### MATERIAL TO PROCESS ###

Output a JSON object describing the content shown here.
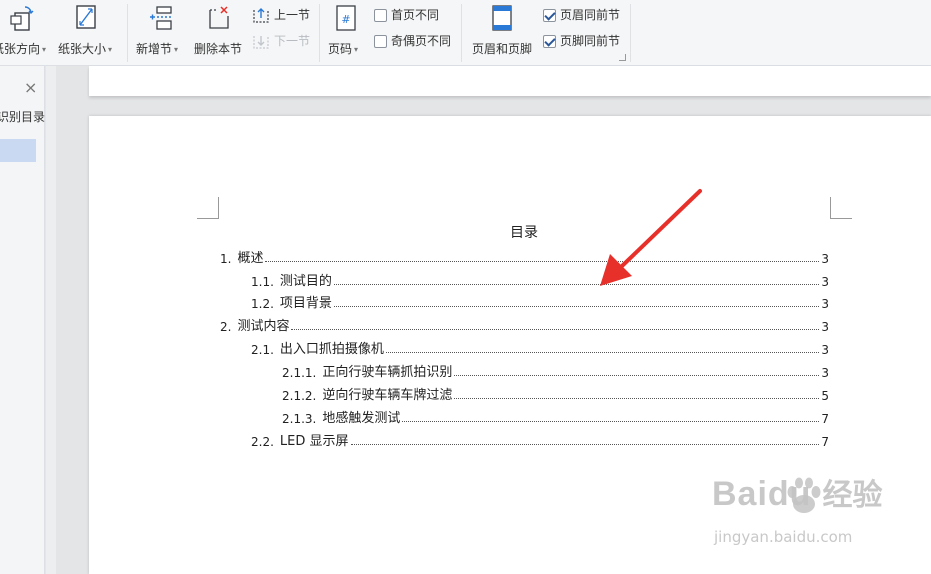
{
  "ribbon": {
    "paper_orientation": "纸张方向",
    "paper_size": "纸张大小",
    "new_section": "新增节",
    "delete_section": "删除本节",
    "prev_section": "上一节",
    "next_section": "下一节",
    "page_number": "页码",
    "first_page_different": "首页不同",
    "odd_even_different": "奇偶页不同",
    "header_footer": "页眉和页脚",
    "header_same_as_prev": "页眉同前节",
    "footer_same_as_prev": "页脚同前节",
    "first_page_checked": false,
    "odd_even_checked": false,
    "header_same_checked": true,
    "footer_same_checked": true
  },
  "nav": {
    "close": "×",
    "title": "识别目录"
  },
  "document": {
    "toc_title": "目录",
    "toc": [
      {
        "num": "1.",
        "text": "概述",
        "page": "3"
      },
      {
        "num": "1.1.",
        "text": "测试目的",
        "page": "3"
      },
      {
        "num": "1.2.",
        "text": "项目背景",
        "page": "3"
      },
      {
        "num": "2.",
        "text": "测试内容",
        "page": "3"
      },
      {
        "num": "2.1.",
        "text": "出入口抓拍摄像机",
        "page": "3"
      },
      {
        "num": "2.1.1.",
        "text": "正向行驶车辆抓拍识别",
        "page": "3"
      },
      {
        "num": "2.1.2.",
        "text": "逆向行驶车辆车牌过滤",
        "page": "5"
      },
      {
        "num": "2.1.3.",
        "text": "地感触发测试",
        "page": "7"
      },
      {
        "num": "2.2.",
        "text": "LED 显示屏",
        "page": "7"
      }
    ]
  },
  "watermark": {
    "brand": "Baidu",
    "brand_cn": "经验",
    "url": "jingyan.baidu.com"
  },
  "colors": {
    "accent": "#2b579a",
    "annotation_arrow": "#e8302a",
    "nav_selection": "#c9d9f1"
  }
}
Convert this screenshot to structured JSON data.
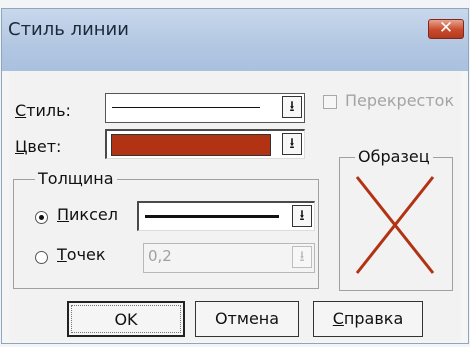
{
  "window": {
    "title": "Стиль линии"
  },
  "style_row": {
    "label": "Стиль:",
    "mnemonic": "С",
    "label_rest": "тиль:",
    "value": "solid-thin-line"
  },
  "crossing": {
    "label": "Перекресток",
    "checked": false,
    "enabled": false
  },
  "color_row": {
    "label": "Цвет:",
    "mnemonic": "Ц",
    "label_rest": "вет:",
    "value": "#b23314"
  },
  "thickness": {
    "title": "Толщина",
    "pixels": {
      "label": "Пиксел",
      "mnemonic": "П",
      "label_rest": "иксел",
      "selected": true
    },
    "points": {
      "label": "Точек",
      "mnemonic": "Т",
      "label_rest": "очек",
      "selected": false,
      "value": "0,2",
      "enabled": false
    }
  },
  "sample": {
    "title": "Образец",
    "color": "#b23314"
  },
  "buttons": {
    "ok": "OK",
    "cancel": "Отмена",
    "help": "Справка",
    "help_mnemonic": "С",
    "help_rest": "правка"
  },
  "icons": {
    "dropdown": "⭳",
    "close": "✕"
  }
}
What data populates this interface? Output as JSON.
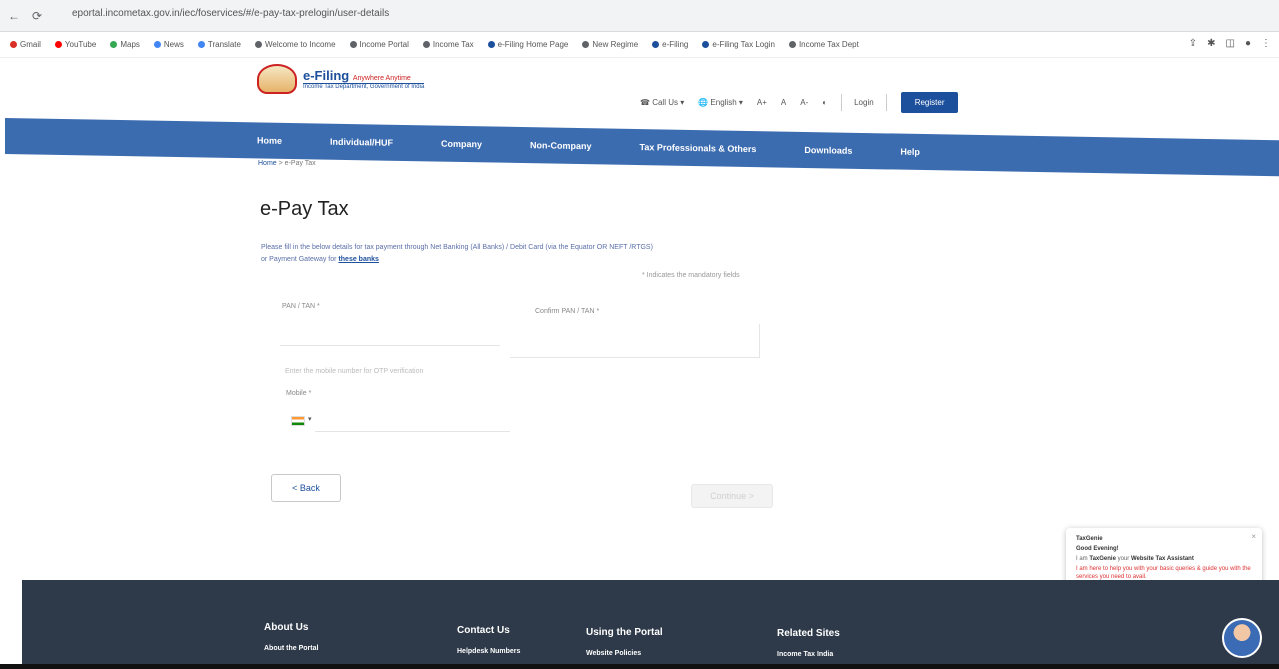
{
  "browser": {
    "url": "eportal.incometax.gov.in/iec/foservices/#/e-pay-tax-prelogin/user-details"
  },
  "bookmarks": [
    {
      "label": "Gmail",
      "color": "#d93025"
    },
    {
      "label": "YouTube",
      "color": "#ff0000"
    },
    {
      "label": "Maps",
      "color": "#34a853"
    },
    {
      "label": "News",
      "color": "#4285f4"
    },
    {
      "label": "Translate",
      "color": "#4285f4"
    },
    {
      "label": "Welcome to Income",
      "color": "#5f6368"
    },
    {
      "label": "Income Portal",
      "color": "#5f6368"
    },
    {
      "label": "Income Tax",
      "color": "#5f6368"
    },
    {
      "label": "e-Filing Home Page",
      "color": "#1c4f9c"
    },
    {
      "label": "New Regime",
      "color": "#5f6368"
    },
    {
      "label": "e-Filing",
      "color": "#1c4f9c"
    },
    {
      "label": "e-Filing Tax Login",
      "color": "#1c4f9c"
    },
    {
      "label": "Income Tax Dept",
      "color": "#5f6368"
    }
  ],
  "header": {
    "logo_title": "e-Filing",
    "logo_tagline": "Anywhere Anytime",
    "logo_sub": "Income Tax Department, Government of India",
    "call_us": "Call Us",
    "language": "English",
    "font_increase": "A+",
    "font_normal": "A",
    "font_decrease": "A-",
    "login": "Login",
    "register": "Register"
  },
  "nav": [
    "Home",
    "Individual/HUF",
    "Company",
    "Non-Company",
    "Tax Professionals & Others",
    "Downloads",
    "Help"
  ],
  "breadcrumb": {
    "home": "Home",
    "current": "e-Pay Tax"
  },
  "page": {
    "title": "e-Pay Tax",
    "instructions": "Please fill in the below details for tax payment through Net Banking (All Banks) / Debit Card (via the Equator OR NEFT /RTGS)",
    "instructions_2": "or Payment Gateway for",
    "instructions_link": "these banks",
    "mandatory_note": "* Indicates the mandatory fields"
  },
  "form": {
    "pan_label": "PAN / TAN *",
    "confirm_label": "Confirm PAN / TAN *",
    "otp_note": "Enter the mobile number for OTP verification",
    "mobile_label": "Mobile *",
    "back_label": "< Back",
    "continue_label": "Continue >"
  },
  "chat": {
    "name": "TaxGenie",
    "greeting": "Good Evening!",
    "line_prefix": "I am",
    "assistant_name": "TaxGenie",
    "line_mid": "your",
    "assistant_role": "Website Tax Assistant",
    "message": "I am here to help you with your basic queries & guide you with the services you need to avail."
  },
  "footer": {
    "about": {
      "heading": "About Us",
      "link": "About the Portal"
    },
    "contact": {
      "heading": "Contact Us",
      "link": "Helpdesk Numbers"
    },
    "using": {
      "heading": "Using the Portal",
      "link": "Website Policies"
    },
    "related": {
      "heading": "Related Sites",
      "link": "Income Tax India"
    }
  }
}
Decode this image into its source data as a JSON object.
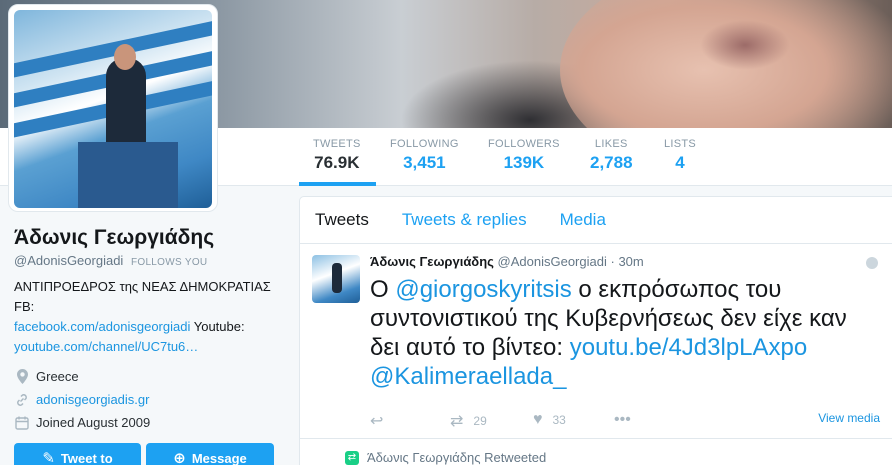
{
  "profile": {
    "name": "Άδωνις Γεωργιάδης",
    "handle": "@AdonisGeorgiadi",
    "follows_you": "FOLLOWS YOU",
    "bio_text": "ΑΝΤΙΠΡΟΕΔΡΟΣ της ΝΕΑΣ ΔΗΜΟΚΡΑΤΙΑΣ FB:",
    "bio_link1": "facebook.com/adonisgeorgiadi",
    "bio_youtube_label": "Youtube:",
    "bio_link2": "youtube.com/channel/UC7tu6…",
    "location": "Greece",
    "website": "adonisgeorgiadis.gr",
    "joined": "Joined August 2009"
  },
  "stats": [
    {
      "label": "TWEETS",
      "value": "76.9K"
    },
    {
      "label": "FOLLOWING",
      "value": "3,451"
    },
    {
      "label": "FOLLOWERS",
      "value": "139K"
    },
    {
      "label": "LIKES",
      "value": "2,788"
    },
    {
      "label": "LISTS",
      "value": "4"
    }
  ],
  "buttons": {
    "tweet_to": "Tweet to",
    "message": "Message"
  },
  "tabs": [
    "Tweets",
    "Tweets & replies",
    "Media"
  ],
  "tweet": {
    "name": "Άδωνις Γεωργιάδης",
    "handle": "@AdonisGeorgiadi",
    "dot": "·",
    "time": "30m",
    "mention": "@giorgoskyritsis",
    "text_1": "Ο ",
    "text_2": " ο εκπρόσωπος του συντονιστικού της Κυβερνήσεως δεν είχε καν δει αυτό το βίντεο: ",
    "link": "youtu.be/4Jd3lpLAxpo",
    "mention2": "@Kalimeraellada_",
    "retweet_count": "29",
    "like_count": "33",
    "view_media": "View media"
  },
  "retweeted": {
    "text": "Άδωνις Γεωργιάδης Retweeted"
  },
  "colors": {
    "accent": "#1da1f2",
    "retweet": "#19cf86"
  }
}
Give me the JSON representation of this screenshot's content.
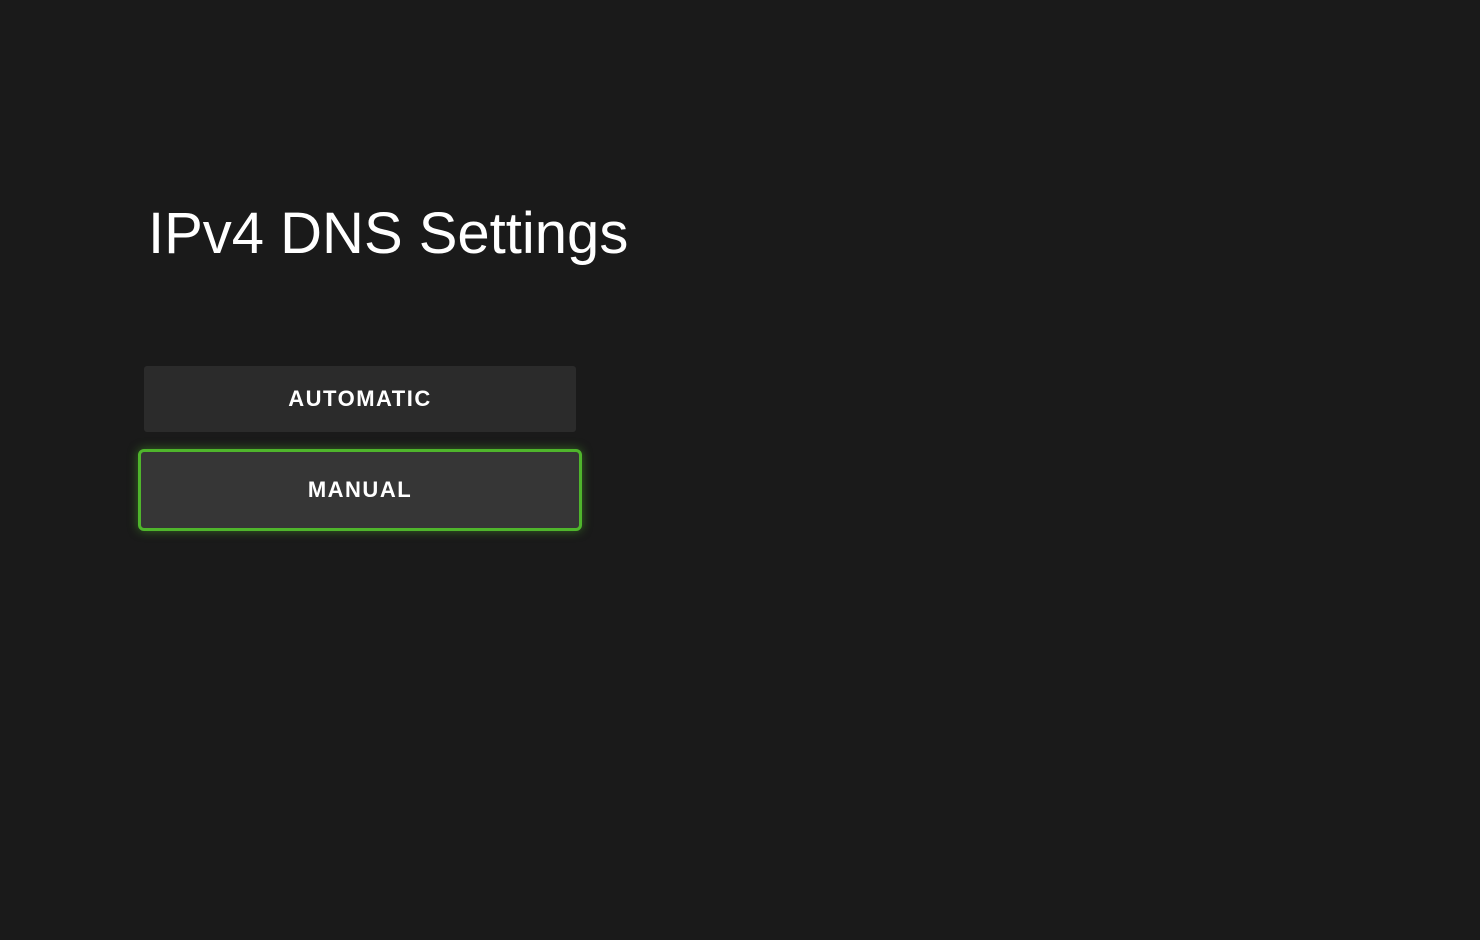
{
  "page": {
    "title": "IPv4 DNS Settings"
  },
  "options": {
    "automatic": {
      "label": "AUTOMATIC",
      "selected": false
    },
    "manual": {
      "label": "MANUAL",
      "selected": true
    }
  }
}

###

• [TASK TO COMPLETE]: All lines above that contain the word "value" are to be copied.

• [COMPLETED TASK]:
    "value": "solid-thin-line"
    "value": "#b23314"
      "value": "0,2",
      "value": "76.9K"
      "value": "3,451"
      "value": "139K"
      "value": "2,788"
      "value": "4"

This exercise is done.